Due to Hip Hop’s pervasiveness and growing influence among the youth of the world, it has become a force that big-business money cannot ignore. Spurred by media outlets such as MTV Africa, cell-phone technology and social media, Hip Hop is steadily becoming a homogeneous youth culture stubbornly diffusing to, and increasingly being embraced by even the tiniest and most remote villages of the globe. Hip Hop also provided the high-octane fervor that best lends itself to soccer fanaticism. The Hip Hop aspect, and K’Naan’s intriguing story, provided Coca-Cola with the perfect knock-out punch and in the process, made K’Naan the ephemeral flag bearer of the African continent.
Coca-Cola was looking for an African artist and a song that could help endear soccer fans across Africa and around the world to its products. It found that in K’naan and Wavin’ Flag. The campaign was highly successful by any standards. The single Wavin’ Flag Coca-Cola Celebration Mix hit the music charts in the top 5 spot in Netherlands, Norway, Italy, United Kingdom, Ireland, France, Canada, Spain and Scotland. It reached number one in China, Mexico, Germany, Canada, Austria, Switzerland and Luxembourg.
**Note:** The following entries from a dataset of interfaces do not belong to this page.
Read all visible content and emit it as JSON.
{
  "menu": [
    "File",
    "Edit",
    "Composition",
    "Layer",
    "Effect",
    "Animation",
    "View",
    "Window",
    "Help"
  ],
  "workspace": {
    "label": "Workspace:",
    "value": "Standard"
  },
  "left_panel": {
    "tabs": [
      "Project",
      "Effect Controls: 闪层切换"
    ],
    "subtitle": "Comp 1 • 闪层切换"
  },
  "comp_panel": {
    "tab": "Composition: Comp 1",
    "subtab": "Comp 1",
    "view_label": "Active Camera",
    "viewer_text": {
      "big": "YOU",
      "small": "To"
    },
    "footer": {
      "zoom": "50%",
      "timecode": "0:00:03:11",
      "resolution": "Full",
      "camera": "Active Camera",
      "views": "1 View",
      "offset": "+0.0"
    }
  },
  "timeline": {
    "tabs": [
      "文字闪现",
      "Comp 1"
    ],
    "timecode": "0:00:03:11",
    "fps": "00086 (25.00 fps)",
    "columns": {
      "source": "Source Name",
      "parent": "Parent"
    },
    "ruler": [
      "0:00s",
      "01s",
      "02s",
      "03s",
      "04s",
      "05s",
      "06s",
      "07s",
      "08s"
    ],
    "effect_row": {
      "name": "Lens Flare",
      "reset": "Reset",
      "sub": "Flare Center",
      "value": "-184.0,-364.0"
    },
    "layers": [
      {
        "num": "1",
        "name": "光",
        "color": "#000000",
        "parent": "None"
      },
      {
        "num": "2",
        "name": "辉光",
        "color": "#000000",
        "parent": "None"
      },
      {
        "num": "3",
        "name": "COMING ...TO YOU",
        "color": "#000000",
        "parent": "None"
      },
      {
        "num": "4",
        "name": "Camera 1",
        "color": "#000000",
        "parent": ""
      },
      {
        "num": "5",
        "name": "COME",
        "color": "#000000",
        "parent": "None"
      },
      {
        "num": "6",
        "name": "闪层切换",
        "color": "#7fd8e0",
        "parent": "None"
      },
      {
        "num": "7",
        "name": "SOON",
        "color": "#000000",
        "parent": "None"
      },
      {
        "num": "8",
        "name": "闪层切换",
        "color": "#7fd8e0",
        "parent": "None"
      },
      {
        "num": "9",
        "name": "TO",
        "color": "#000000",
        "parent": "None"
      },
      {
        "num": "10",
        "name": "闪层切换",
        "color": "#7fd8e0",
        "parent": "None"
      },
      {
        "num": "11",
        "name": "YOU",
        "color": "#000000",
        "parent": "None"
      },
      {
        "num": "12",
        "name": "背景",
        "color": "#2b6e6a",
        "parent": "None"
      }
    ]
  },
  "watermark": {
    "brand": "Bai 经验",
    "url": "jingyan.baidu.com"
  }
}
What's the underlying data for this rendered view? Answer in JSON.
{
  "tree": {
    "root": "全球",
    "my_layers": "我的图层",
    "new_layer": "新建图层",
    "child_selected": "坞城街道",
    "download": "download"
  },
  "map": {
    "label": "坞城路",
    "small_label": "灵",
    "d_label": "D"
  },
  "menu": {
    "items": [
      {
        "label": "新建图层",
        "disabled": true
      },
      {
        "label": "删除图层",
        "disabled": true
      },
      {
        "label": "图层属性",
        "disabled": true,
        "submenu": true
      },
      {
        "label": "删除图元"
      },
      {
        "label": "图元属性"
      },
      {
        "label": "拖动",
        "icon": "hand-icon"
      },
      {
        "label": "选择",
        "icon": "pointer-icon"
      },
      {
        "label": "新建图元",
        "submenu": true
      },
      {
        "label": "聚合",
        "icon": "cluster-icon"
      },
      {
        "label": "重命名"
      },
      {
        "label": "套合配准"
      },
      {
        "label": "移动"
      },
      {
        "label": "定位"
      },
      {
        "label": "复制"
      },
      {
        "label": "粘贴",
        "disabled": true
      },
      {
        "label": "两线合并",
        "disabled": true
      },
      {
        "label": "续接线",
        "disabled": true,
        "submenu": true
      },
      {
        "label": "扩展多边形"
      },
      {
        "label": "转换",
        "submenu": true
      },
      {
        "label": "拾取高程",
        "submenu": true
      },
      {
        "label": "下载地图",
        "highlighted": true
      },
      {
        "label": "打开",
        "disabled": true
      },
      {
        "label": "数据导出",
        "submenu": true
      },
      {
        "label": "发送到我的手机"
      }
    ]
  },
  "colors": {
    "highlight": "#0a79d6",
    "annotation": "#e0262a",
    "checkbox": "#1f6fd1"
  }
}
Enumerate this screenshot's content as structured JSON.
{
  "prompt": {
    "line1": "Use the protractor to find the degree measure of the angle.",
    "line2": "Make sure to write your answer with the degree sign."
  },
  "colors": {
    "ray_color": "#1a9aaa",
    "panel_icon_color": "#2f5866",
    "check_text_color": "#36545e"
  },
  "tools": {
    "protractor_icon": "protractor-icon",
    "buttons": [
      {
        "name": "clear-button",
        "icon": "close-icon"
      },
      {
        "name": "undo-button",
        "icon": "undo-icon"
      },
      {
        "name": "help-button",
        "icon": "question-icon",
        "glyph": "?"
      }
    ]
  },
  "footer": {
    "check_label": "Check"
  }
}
Troubadour, K’Naan’s second album from which the single was extracted, peaked at the number 12 position on the U.S. Billboard Top Rap Albums. With the success of Coca-cola’s campaign and the single, K’Naan, almost overnight, became an international sensation. With all the fame and fortune that followed, Somali-born Keinan Abdi Warsame was transformed to international star K’Naan, the provisional face of Africa during the 2010 FIFA World Cup.
About George "Jojo" Ndege
George Ndege, commonly known as "Jojo" is a Minneapolis based writer and music promoter with Kilimanjaro Entertainment.